The funeral arrangements were put in place – the body brought into New College chapel the night before, a eucharist for members of the College and friends, and then the Requiem the next morning, on a bitterly cold day. A picture in The Independent captured the atmosphere brilliantly, showing the celebrants of the funeral mass as a tiny procession beneath the tall lancets of the Chapel windows. ‘Every man’s death diminishes me’, but the tragedy of this death and its circumstance blending the pain of a lonely and vulnerable priest with the pain of many in the Church, had a particularly poignant quality of diminishment. The contrast was sharply focused in coming out of the Chapel with the coffin to face a battery of press cameras, from the black of the Requiem with its prayers for mercy and forgiveness to the dazzling of dozens of flash bulbs, a garish intrusion into mourning and grief And then to a simple committal at the crematorium, and back to New College where I found myself alone, drained and wandering like a zombie. I had to go to London that evening to give a lecture on Fr Mackonochie at St Alban’s, Holborn, in one way foolish, but in another something for which I was grateful, for to focus on the ministry of a great priest of the catholic revival seemed in some way a fitting tribute for one who was so concerned for the catholic continuity of the Church of England and who had tried, to the best of his ability, to speak to the church of his concern.
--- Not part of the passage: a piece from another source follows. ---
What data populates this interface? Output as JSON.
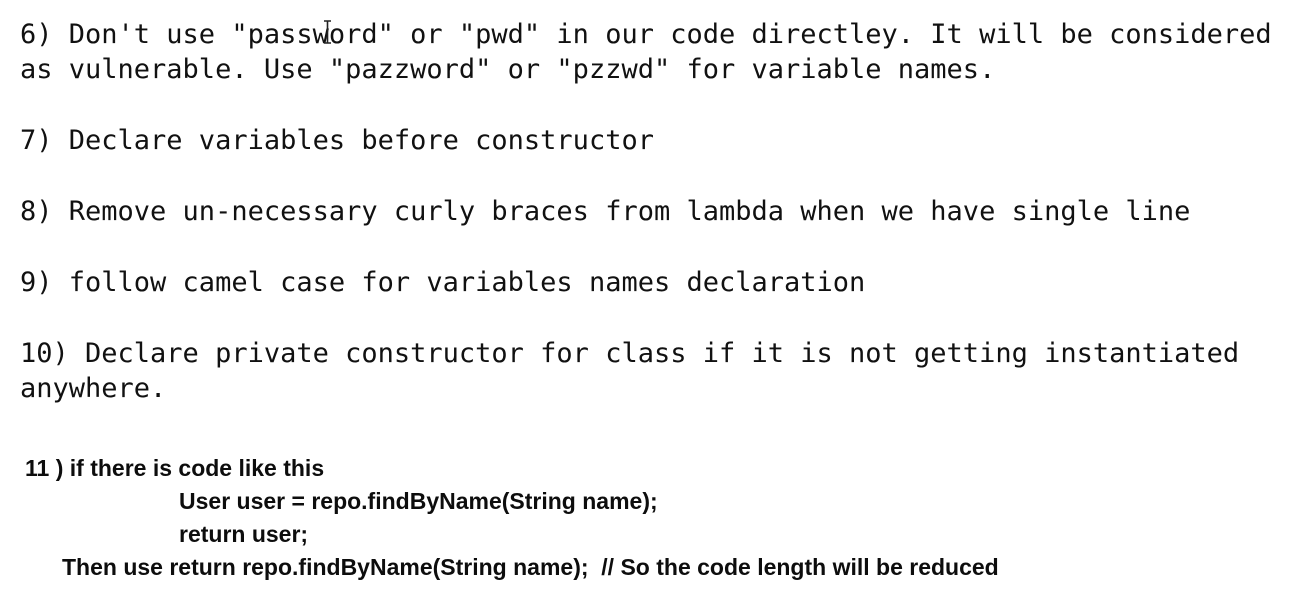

Looking back, ten years later, on the whole affair, and re-reading the Preface, it seems almost incredible that it should have provoked the furore that it did. Sharp it may have been, but no more so than other prefaces in the past, and certainly milder than many strongly argued pieces in church debates in other centuries. ‘You cannot have religion and not have differences’, wrote John Henry Newman, ‘the question is how we handle those differences.’ Garry Bennett wrote as he did because he cared about the church and about the Anglican inheritance. As Professor Henry Chadwick forcefully argued in the Synod debate on the Crockford Preface in February 1988, ‘the church was the servant of the gospel and Gareth Bennett wanted to remind them that the church had no authority to invent its gospel or its ministry.’
The issues raised by the Preface had to be properly faced. Thus the Preface was about far more than a personal agenda, though none of us can write without that playing a part. In my homily at Garry Bennett’s Requiem I said that all were under judgement, ‘friend and Fellow, bishop and journalist.’ I could and should have said the Church also, for as Christians we have no choice but to pray, Kyrie eleison!, Lord have mercy! – a prayer which we should surely offer for Garry Bennett on the tenth anniversary of his death.
Geoffrey Rowell is Bishop of Basingstoke